Those lines of the data that hold the word "JSON" are to be copied out.

Listed entries:
::::

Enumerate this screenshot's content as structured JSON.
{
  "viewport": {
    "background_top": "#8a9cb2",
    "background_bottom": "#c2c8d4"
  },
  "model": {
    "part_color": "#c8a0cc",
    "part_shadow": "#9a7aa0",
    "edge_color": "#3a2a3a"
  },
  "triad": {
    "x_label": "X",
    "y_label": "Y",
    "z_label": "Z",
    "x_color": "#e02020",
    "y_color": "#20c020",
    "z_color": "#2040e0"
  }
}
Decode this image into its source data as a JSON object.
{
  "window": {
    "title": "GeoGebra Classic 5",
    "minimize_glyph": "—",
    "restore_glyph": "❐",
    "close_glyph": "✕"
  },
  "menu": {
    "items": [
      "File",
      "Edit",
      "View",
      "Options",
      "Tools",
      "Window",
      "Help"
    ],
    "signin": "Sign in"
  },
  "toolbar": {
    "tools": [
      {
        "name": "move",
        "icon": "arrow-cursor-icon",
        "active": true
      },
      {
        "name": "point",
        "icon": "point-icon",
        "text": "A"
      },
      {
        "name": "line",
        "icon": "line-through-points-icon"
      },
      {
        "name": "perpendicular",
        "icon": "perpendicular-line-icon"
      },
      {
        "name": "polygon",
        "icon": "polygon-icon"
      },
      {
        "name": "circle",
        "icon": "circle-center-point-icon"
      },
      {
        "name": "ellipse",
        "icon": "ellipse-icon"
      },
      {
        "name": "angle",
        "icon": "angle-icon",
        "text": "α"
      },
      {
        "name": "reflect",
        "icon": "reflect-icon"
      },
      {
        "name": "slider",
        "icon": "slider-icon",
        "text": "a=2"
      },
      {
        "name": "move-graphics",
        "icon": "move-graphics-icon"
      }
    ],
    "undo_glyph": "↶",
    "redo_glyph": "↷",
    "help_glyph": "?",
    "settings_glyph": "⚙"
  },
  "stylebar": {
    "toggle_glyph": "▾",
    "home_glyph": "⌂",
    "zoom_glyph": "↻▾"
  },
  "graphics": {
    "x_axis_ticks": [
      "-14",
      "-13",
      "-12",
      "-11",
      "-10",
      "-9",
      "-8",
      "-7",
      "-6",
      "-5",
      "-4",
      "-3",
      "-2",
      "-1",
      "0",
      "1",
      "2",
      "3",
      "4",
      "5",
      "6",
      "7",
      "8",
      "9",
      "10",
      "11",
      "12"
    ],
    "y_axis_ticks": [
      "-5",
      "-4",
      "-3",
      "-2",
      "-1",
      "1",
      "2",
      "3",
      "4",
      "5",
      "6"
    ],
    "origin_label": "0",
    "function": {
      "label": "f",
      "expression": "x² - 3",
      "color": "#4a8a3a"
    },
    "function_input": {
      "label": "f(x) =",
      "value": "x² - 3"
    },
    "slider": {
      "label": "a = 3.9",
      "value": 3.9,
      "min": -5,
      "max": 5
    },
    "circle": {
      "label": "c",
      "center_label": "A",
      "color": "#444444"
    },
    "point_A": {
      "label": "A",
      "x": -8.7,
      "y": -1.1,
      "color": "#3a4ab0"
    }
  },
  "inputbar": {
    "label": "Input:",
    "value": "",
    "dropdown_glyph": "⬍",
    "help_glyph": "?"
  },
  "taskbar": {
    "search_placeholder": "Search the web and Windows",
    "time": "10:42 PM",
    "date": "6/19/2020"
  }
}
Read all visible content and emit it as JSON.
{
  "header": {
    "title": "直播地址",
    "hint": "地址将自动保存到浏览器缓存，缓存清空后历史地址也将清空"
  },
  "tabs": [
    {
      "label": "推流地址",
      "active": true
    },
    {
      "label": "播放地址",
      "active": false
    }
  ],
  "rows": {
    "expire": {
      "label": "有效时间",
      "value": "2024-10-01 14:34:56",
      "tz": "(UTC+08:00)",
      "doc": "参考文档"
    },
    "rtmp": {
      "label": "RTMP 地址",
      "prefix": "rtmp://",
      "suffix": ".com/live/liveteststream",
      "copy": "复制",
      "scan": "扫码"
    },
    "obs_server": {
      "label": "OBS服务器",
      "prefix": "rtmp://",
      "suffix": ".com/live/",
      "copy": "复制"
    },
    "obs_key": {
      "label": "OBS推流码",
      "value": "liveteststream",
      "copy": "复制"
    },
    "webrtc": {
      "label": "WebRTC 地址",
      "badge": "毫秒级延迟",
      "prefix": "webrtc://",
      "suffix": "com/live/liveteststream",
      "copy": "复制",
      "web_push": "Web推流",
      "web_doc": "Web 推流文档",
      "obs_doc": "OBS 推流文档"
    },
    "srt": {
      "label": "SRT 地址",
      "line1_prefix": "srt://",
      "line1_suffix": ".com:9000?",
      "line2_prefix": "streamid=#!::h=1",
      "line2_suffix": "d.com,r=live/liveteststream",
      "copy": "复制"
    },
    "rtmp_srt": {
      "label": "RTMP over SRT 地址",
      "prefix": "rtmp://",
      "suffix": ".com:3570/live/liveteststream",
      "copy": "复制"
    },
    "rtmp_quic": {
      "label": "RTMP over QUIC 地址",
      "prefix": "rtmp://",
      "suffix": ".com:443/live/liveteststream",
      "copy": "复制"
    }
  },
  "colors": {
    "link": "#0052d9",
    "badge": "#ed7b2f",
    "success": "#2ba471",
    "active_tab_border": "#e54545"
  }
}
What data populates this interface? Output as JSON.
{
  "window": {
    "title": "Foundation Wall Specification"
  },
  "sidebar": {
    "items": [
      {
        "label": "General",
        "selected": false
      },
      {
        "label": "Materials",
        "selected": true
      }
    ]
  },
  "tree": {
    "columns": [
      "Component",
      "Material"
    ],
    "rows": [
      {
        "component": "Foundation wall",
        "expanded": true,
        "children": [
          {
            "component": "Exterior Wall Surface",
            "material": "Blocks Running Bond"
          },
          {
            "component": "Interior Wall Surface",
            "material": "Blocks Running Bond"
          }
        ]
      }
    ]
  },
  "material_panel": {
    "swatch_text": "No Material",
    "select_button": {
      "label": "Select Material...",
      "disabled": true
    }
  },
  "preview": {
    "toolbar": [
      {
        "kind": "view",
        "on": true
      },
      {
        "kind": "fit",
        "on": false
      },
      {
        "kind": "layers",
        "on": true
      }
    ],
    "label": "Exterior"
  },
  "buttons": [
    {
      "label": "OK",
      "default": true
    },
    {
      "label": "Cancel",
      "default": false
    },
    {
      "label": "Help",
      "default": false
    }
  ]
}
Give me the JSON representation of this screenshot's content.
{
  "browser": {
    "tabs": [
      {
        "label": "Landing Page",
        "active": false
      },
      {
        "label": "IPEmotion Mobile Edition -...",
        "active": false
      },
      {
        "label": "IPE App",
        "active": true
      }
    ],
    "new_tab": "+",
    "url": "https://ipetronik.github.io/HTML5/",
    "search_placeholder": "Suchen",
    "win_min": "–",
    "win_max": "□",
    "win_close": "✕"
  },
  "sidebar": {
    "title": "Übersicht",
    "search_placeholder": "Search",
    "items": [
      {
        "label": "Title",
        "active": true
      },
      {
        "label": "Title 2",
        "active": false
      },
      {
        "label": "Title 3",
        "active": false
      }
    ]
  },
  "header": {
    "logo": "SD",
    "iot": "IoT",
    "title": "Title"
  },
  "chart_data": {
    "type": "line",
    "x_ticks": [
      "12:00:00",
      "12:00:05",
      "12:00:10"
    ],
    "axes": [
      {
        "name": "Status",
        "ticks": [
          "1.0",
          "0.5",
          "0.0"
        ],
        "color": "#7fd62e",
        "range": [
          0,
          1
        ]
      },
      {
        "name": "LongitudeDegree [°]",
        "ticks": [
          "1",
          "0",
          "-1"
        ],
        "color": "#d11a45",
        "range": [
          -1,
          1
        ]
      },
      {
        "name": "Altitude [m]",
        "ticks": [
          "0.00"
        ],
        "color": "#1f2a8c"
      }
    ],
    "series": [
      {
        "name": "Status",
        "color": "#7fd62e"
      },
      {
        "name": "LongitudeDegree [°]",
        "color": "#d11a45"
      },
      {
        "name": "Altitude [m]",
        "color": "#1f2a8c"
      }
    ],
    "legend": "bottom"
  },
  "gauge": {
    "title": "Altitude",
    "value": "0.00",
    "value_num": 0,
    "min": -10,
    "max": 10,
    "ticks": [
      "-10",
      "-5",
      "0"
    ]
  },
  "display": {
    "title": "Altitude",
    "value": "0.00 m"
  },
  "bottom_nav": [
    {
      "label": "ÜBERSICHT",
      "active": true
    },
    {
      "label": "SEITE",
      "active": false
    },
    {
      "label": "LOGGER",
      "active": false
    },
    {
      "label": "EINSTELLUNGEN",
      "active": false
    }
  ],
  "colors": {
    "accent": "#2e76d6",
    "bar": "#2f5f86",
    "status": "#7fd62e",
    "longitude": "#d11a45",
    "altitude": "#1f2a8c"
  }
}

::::

Solution to this exercise:
Enumerate this screenshot's content as structured JSON.
Decode this image into its source data as a JSON object.
Read all visible content and emit it as JSON.
What data populates this interface? Output as JSON.
Give me the JSON representation of this screenshot's content.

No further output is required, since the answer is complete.